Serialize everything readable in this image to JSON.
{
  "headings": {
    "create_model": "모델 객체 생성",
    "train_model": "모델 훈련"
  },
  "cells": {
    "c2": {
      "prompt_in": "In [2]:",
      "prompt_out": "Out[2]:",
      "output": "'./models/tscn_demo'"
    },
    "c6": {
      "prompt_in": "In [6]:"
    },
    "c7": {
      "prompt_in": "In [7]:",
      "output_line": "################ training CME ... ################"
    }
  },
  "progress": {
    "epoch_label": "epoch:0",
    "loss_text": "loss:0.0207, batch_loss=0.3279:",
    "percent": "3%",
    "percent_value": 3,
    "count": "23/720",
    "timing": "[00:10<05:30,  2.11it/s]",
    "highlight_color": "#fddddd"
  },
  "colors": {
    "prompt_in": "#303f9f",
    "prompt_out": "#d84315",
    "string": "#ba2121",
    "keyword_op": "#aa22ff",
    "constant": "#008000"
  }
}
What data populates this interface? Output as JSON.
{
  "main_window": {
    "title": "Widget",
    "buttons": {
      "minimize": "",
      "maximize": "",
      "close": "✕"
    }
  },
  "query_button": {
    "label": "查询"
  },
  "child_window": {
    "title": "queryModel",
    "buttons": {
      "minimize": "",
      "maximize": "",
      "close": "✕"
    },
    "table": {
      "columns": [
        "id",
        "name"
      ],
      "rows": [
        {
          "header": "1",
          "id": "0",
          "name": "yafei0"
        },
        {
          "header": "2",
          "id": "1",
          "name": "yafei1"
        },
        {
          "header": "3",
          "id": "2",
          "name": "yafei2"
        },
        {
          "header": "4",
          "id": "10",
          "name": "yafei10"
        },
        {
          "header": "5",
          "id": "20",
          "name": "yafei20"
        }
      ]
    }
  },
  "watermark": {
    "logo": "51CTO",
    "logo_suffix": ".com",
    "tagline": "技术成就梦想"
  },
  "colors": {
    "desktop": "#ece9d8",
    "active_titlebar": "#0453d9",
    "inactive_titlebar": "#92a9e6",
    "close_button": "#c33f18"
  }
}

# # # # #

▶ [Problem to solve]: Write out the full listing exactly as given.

▶ [Answer for the task]:
Serialize everything readable in this image to JSON.
{
  "headings": {
    "create_model": "모델 객체 생성",
    "train_model": "모델 훈련"
  },
  "cells": {
    "c2": {
      "prompt_in": "In [2]:",
      "prompt_out": "Out[2]:",
      "output": "'./models/tscn_demo'"
    },
    "c6": {
      "prompt_in": "In [6]:"
    },
    "c7": {
      "prompt_in": "In [7]:",
      "output_line": "################ training CME ... ################"
    }
  },
  "progress": {
    "epoch_label": "epoch:0",
    "loss_text": "loss:0.0207, batch_loss=0.3279:",
    "percent": "3%",
    "percent_value": 3,
    "count": "23/720",
    "timing": "[00:10<05:30,  2.11it/s]",
    "highlight_color": "#fddddd"
  },
  "colors": {
    "prompt_in": "#303f9f",
    "prompt_out": "#d84315",
    "string": "#ba2121",
    "keyword_op": "#aa22ff",
    "constant": "#008000"
  }
}
What data populates this interface? Output as JSON.
{
  "main_window": {
    "title": "Widget",
    "buttons": {
      "minimize": "",
      "maximize": "",
      "close": "✕"
    }
  },
  "query_button": {
    "label": "查询"
  },
  "child_window": {
    "title": "queryModel",
    "buttons": {
      "minimize": "",
      "maximize": "",
      "close": "✕"
    },
    "table": {
      "columns": [
        "id",
        "name"
      ],
      "rows": [
        {
          "header": "1",
          "id": "0",
          "name": "yafei0"
        },
        {
          "header": "2",
          "id": "1",
          "name": "yafei1"
        },
        {
          "header": "3",
          "id": "2",
          "name": "yafei2"
        },
        {
          "header": "4",
          "id": "10",
          "name": "yafei10"
        },
        {
          "header": "5",
          "id": "20",
          "name": "yafei20"
        }
      ]
    }
  },
  "watermark": {
    "logo": "51CTO",
    "logo_suffix": ".com",
    "tagline": "技术成就梦想"
  },
  "colors": {
    "desktop": "#ece9d8",
    "active_titlebar": "#0453d9",
    "inactive_titlebar": "#92a9e6",
    "close_button": "#c33f18"
  }
}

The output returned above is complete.